Geography[edit]

The Laks inhabit a huge part of northern Luristan province (Laks of Pishekuh), and most of south eastern region of neighboring province of Kermanshahan (Poshte-Kuhi Laks). and some of western Ilam province. The area to the east of Mount Kabir is known as Pishe-Kuh and west of the mountain is Poshte-Kuh.

Origins[edit]

There has been much debate over the ethnic identity of the Laks throughout the twentieth century.

Vladimir Minorsky, who wrote the entry "Lak" in the first edition of the Encyclopaedia of Islam, referred to the Lak as "the most southern group of Kurd tribes in Persia" and stated that their language has the characteristics of Kurdish.[8] Some of the Lak tribes live in Lorestān Province, among Lur tribes, although Minorsky quotes some evidence that they were brought there from further north. He mentions that they are often confused with the Lur, but are different.[8]

History[edit]

The Zand dynasty who ruled parts of southwestern Iran was of Laki origin.[5]

Laks were the Zand people. They lived alongside valleys and mountains. They spoke "Lakistani" kurdi, which was their homeland, so their language was known as "Laki", a dialect of Kurdi. Zands were also known for their skills in battle. For that very reason, Karim Khan Zand lead the Zand tribe, as an army they conquered and established their own dynasty, which Karim Khan Zand moved his kingdom to Shiraz and brought all the Zand people from their original homeland of Lakestan, which was northeast Luristan at the time, to Shiraz. After Zand dynasty fell, the Zand people went back to Luristan. There they started making their own family alliances and tribes after land and power disputes.

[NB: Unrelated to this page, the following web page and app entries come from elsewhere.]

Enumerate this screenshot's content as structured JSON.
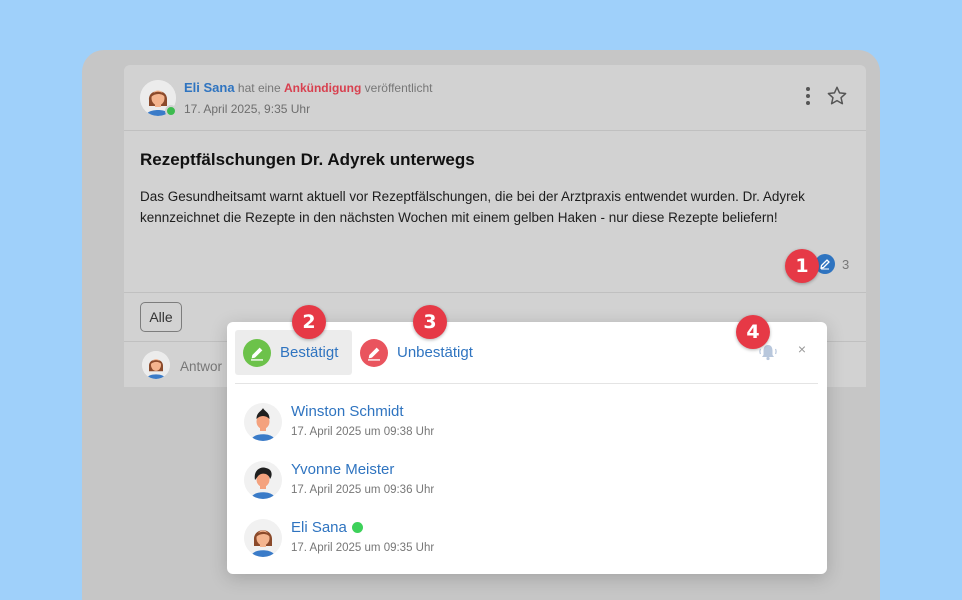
{
  "post": {
    "author": "Eli Sana",
    "action_prefix": "hat eine",
    "action_type": "Ankündigung",
    "action_suffix": "veröffentlicht",
    "date": "17. April 2025, 9:35 Uhr",
    "title": "Rezeptfälschungen Dr. Adyrek unterwegs",
    "body": "Das Gesundheitsamt warnt aktuell vor Rezeptfälschungen, die bei der Arztpraxis entwendet wurden. Dr. Adyrek kennzeichnet die Rezepte in den nächsten Wochen mit einem gelben Haken - nur diese Rezepte beliefern!",
    "reaction_count": "3",
    "filter_label": "Alle",
    "reply_placeholder": "Antwor"
  },
  "popup": {
    "tabs": [
      {
        "label": "Bestätigt",
        "active": true
      },
      {
        "label": "Unbestätigt",
        "active": false
      }
    ],
    "close_glyph": "×",
    "confirmations": [
      {
        "name": "Winston Schmidt",
        "date": "17. April 2025 um 09:38 Uhr",
        "online": false
      },
      {
        "name": "Yvonne Meister",
        "date": "17. April 2025 um 09:36 Uhr",
        "online": false
      },
      {
        "name": "Eli Sana",
        "date": "17. April 2025 um 09:35 Uhr",
        "online": true
      }
    ]
  },
  "badges": [
    "1",
    "2",
    "3",
    "4"
  ],
  "colors": {
    "background": "#9fd0fa",
    "link": "#2f74c0",
    "announcement": "#d8404f",
    "confirmed": "#6cc24a",
    "unconfirmed": "#e9545e",
    "badge": "#e63946",
    "online": "#3dd15a"
  },
  "icons": [
    "kebab-menu-icon",
    "star-icon",
    "pen-icon",
    "bell-icon",
    "close-icon"
  ]
}
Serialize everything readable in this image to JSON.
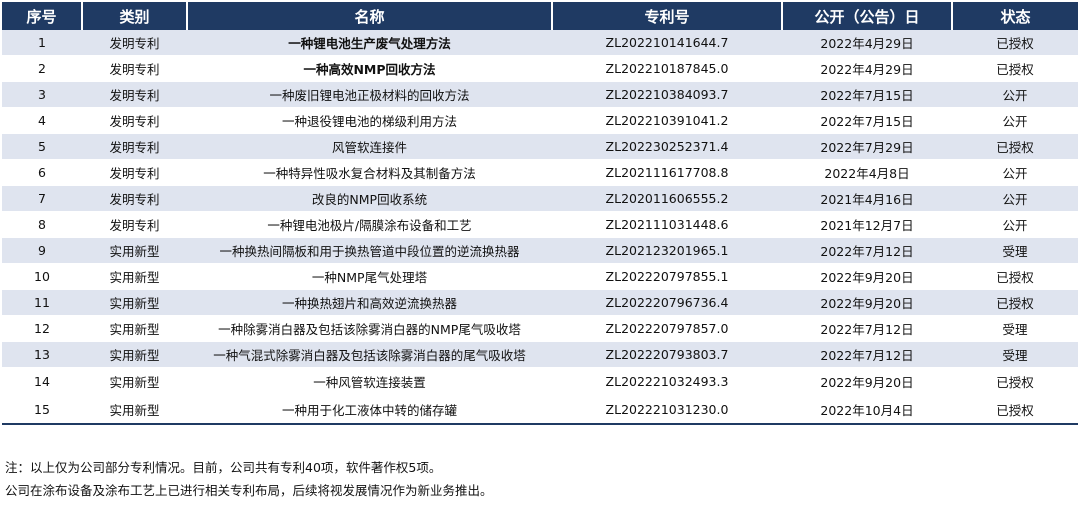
{
  "table": {
    "headers": [
      "序号",
      "类别",
      "名称",
      "专利号",
      "公开（公告）日",
      "状态"
    ],
    "rows": [
      {
        "no": "1",
        "category": "发明专利",
        "name": "一种锂电池生产废气处理方法",
        "patent_no": "ZL202210141644.7",
        "date": "2022年4月29日",
        "status": "已授权"
      },
      {
        "no": "2",
        "category": "发明专利",
        "name": "一种高效NMP回收方法",
        "patent_no": "ZL202210187845.0",
        "date": "2022年4月29日",
        "status": "已授权"
      },
      {
        "no": "3",
        "category": "发明专利",
        "name": "一种废旧锂电池正极材料的回收方法",
        "patent_no": "ZL202210384093.7",
        "date": "2022年7月15日",
        "status": "公开"
      },
      {
        "no": "4",
        "category": "发明专利",
        "name": "一种退役锂电池的梯级利用方法",
        "patent_no": "ZL202210391041.2",
        "date": "2022年7月15日",
        "status": "公开"
      },
      {
        "no": "5",
        "category": "发明专利",
        "name": "风管软连接件",
        "patent_no": "ZL202230252371.4",
        "date": "2022年7月29日",
        "status": "已授权"
      },
      {
        "no": "6",
        "category": "发明专利",
        "name": "一种特异性吸水复合材料及其制备方法",
        "patent_no": "ZL202111617708.8",
        "date": "2022年4月8日",
        "status": "公开"
      },
      {
        "no": "7",
        "category": "发明专利",
        "name": "改良的NMP回收系统",
        "patent_no": "ZL202011606555.2",
        "date": "2021年4月16日",
        "status": "公开"
      },
      {
        "no": "8",
        "category": "发明专利",
        "name": "一种锂电池极片/隔膜涂布设备和工艺",
        "patent_no": "ZL202111031448.6",
        "date": "2021年12月7日",
        "status": "公开"
      },
      {
        "no": "9",
        "category": "实用新型",
        "name": "一种换热间隔板和用于换热管道中段位置的逆流换热器",
        "patent_no": "ZL202123201965.1",
        "date": "2022年7月12日",
        "status": "受理"
      },
      {
        "no": "10",
        "category": "实用新型",
        "name": "一种NMP尾气处理塔",
        "patent_no": "ZL202220797855.1",
        "date": "2022年9月20日",
        "status": "已授权"
      },
      {
        "no": "11",
        "category": "实用新型",
        "name": "一种换热翅片和高效逆流换热器",
        "patent_no": "ZL202220796736.4",
        "date": "2022年9月20日",
        "status": "已授权"
      },
      {
        "no": "12",
        "category": "实用新型",
        "name": "一种除雾消白器及包括该除雾消白器的NMP尾气吸收塔",
        "patent_no": "ZL202220797857.0",
        "date": "2022年7月12日",
        "status": "受理"
      },
      {
        "no": "13",
        "category": "实用新型",
        "name": "一种气混式除雾消白器及包括该除雾消白器的尾气吸收塔",
        "patent_no": "ZL202220793803.7",
        "date": "2022年7月12日",
        "status": "受理"
      },
      {
        "no": "14",
        "category": "实用新型",
        "name": "一种风管软连接装置",
        "patent_no": "ZL202221032493.3",
        "date": "2022年9月20日",
        "status": "已授权"
      },
      {
        "no": "15",
        "category": "实用新型",
        "name": "一种用于化工液体中转的储存罐",
        "patent_no": "ZL202221031230.0",
        "date": "2022年10月4日",
        "status": "已授权"
      }
    ]
  },
  "notes": [
    "注：以上仅为公司部分专利情况。目前，公司共有专利40项，软件著作权5项。",
    "公司在涂布设备及涂布工艺上已进行相关专利布局，后续将视发展情况作为新业务推出。"
  ],
  "colors": {
    "header_bg": "#1f3a63",
    "shaded_row": "#dfe4ef"
  }
}
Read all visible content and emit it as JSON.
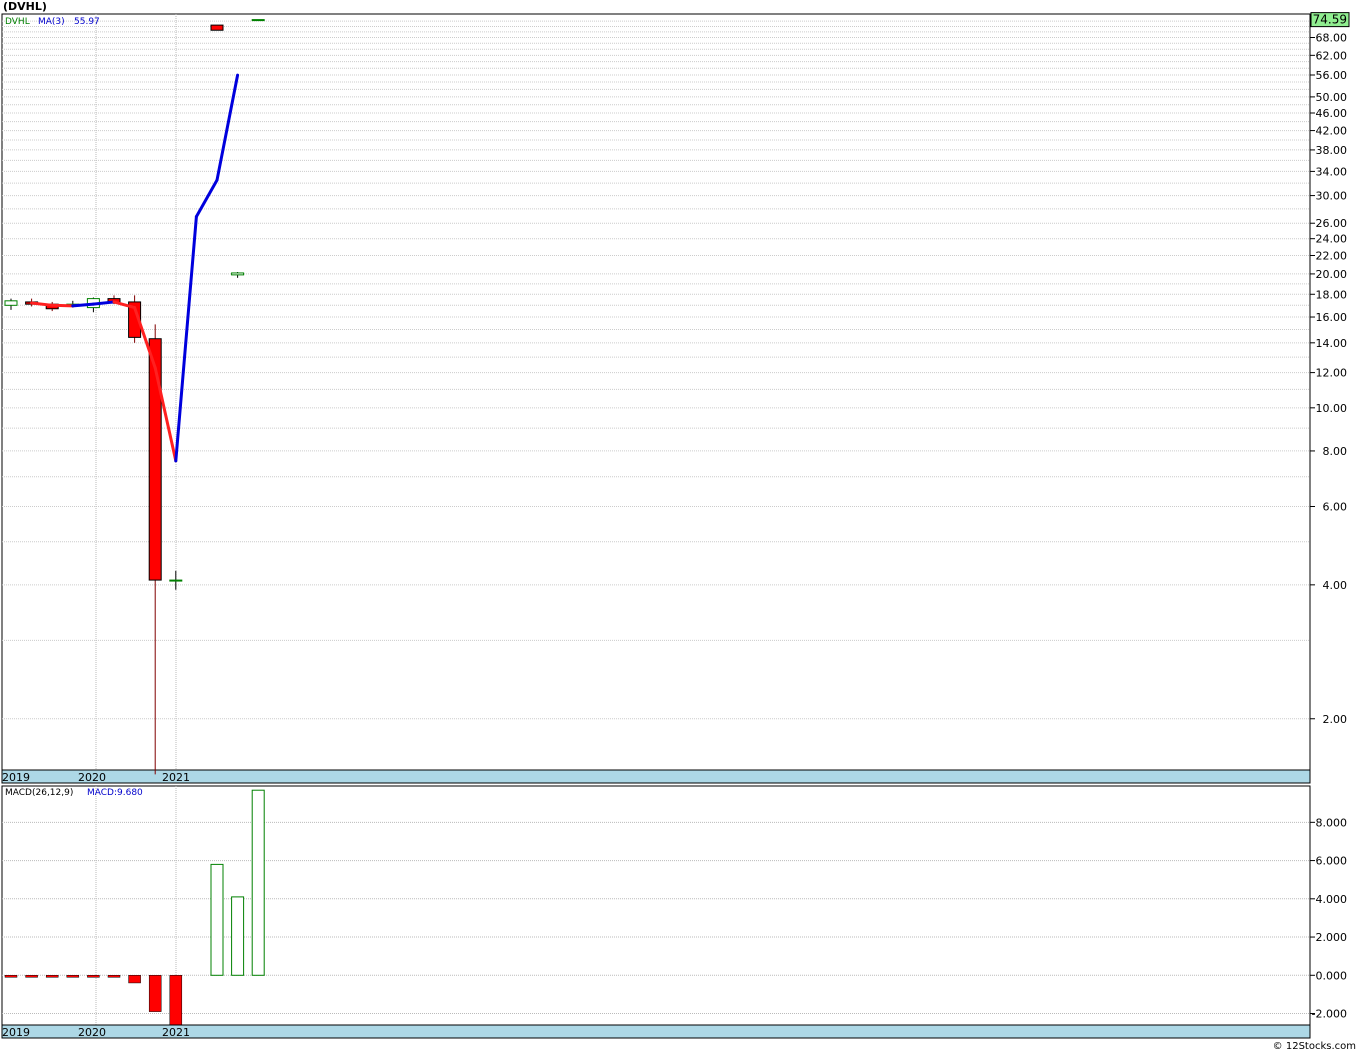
{
  "title": "(DVHL)",
  "footer": "© 12Stocks.com",
  "colors": {
    "up": "#008000",
    "down": "#ff0000",
    "ma_up": "#0000dd",
    "ma_down": "#ff2020",
    "grid": "#b0b0b0",
    "axis_band": "#add8e6",
    "last_price_bg": "#90ee90"
  },
  "chart_data": [
    {
      "type": "candlestick",
      "symbol": "DVHL",
      "scale": "log",
      "ylim": [
        1.55,
        76
      ],
      "yticks": [
        "74.00",
        "68.00",
        "62.00",
        "56.00",
        "50.00",
        "46.00",
        "42.00",
        "38.00",
        "34.00",
        "30.00",
        "26.00",
        "24.00",
        "22.00",
        "20.00",
        "18.00",
        "16.00",
        "14.00",
        "12.00",
        "10.00",
        "8.00",
        "6.00",
        "4.00",
        "2.00"
      ],
      "last_price": "74.59",
      "legend": {
        "symbol": "DVHL",
        "ma_label": "MA(3)",
        "ma_value": "55.97"
      },
      "xlabels": [
        "2019",
        "2020",
        "2021"
      ],
      "grid": true,
      "candles": [
        {
          "o": 17.0,
          "h": 17.6,
          "l": 16.6,
          "c": 17.4
        },
        {
          "o": 17.3,
          "h": 17.6,
          "l": 16.9,
          "c": 17.1
        },
        {
          "o": 17.1,
          "h": 17.3,
          "l": 16.5,
          "c": 16.7
        },
        {
          "o": 17.0,
          "h": 17.4,
          "l": 16.8,
          "c": 17.1
        },
        {
          "o": 16.8,
          "h": 17.7,
          "l": 16.4,
          "c": 17.6
        },
        {
          "o": 17.6,
          "h": 17.9,
          "l": 17.1,
          "c": 17.2
        },
        {
          "o": 17.3,
          "h": 17.9,
          "l": 14.0,
          "c": 14.4
        },
        {
          "o": 14.3,
          "h": 15.4,
          "l": 1.5,
          "c": 4.1
        },
        {
          "o": 4.1,
          "h": 4.3,
          "l": 3.9,
          "c": 4.1
        },
        {
          "o": null,
          "h": null,
          "l": null,
          "c": null
        },
        {
          "o": 72.5,
          "h": 72.5,
          "l": 70.6,
          "c": 70.6
        },
        {
          "o": 19.9,
          "h": 20.2,
          "l": 19.6,
          "c": 20.1
        },
        {
          "o": 74.6,
          "h": 74.6,
          "l": 74.6,
          "c": 74.6
        }
      ],
      "ma": [
        null,
        17.2,
        17.0,
        16.95,
        17.1,
        17.3,
        16.8,
        12.3,
        7.6,
        26.9,
        32.5,
        55.97
      ]
    },
    {
      "type": "bar",
      "indicator": "MACD(26,12,9)",
      "legend": {
        "label": "MACD(26,12,9)",
        "value_label": "MACD:9.680"
      },
      "ylim": [
        -2.6,
        9.9
      ],
      "yticks": [
        "8.000",
        "6.000",
        "4.000",
        "2.000",
        "0.000",
        "-2.000"
      ],
      "xlabels": [
        "2019",
        "2020",
        "2021"
      ],
      "values": [
        -0.1,
        -0.1,
        -0.1,
        -0.1,
        -0.05,
        -0.05,
        -0.4,
        -1.9,
        -3.0,
        null,
        5.8,
        4.1,
        9.68
      ]
    }
  ]
}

Years and years of growth, Laki has become one of the largest branches of Kurdi language in Iran. Their original land has expanded in an area that covers most of southern and south eastern Kermanshah and northern Lorestan, and parts of Western Ilam.

Laki Tribes[edit]

Jalilavand Osmanvand Pauravand Kakavand Kolivand Gorgavand Shahyvand Rizavand Jalalavand Mafivand Balavand Biranvand Zohravand Eslavand Hassanvand Khajevand

Notes[edit]

  1. ^ Windfuhr, G. (2009). The Iranian Languages, Routledge, p. 587
  2. ^ Rüdiger Schmitt: Die iranischen Sprachen in Gegenwart und Geschichte. Wiesbaden (Reichert) 2000.
  3. ^ Rüdiger Schmitt (Hg.): Compendium Linguarum Iranicarum. Wiesbaden (Reichert) 1989.
  4. ^ V. Minorsky, "Lak", Encyclopaedia of Islam.
  5. ^ a b Zand dynasty
  6. ^ Hamzehʼee, M. Reza. The Yaresan: a sociological, historical and religio-historical study of a Kurdish community, 1990.
  7. ^ Bidlīsī, Sharaf Khan. The Sharafnam̂a, or, The history of the Kurdish nation, 1597.
  8. ^ a b c V. Minorsky, "Lak", Encyclopaedia of Islam.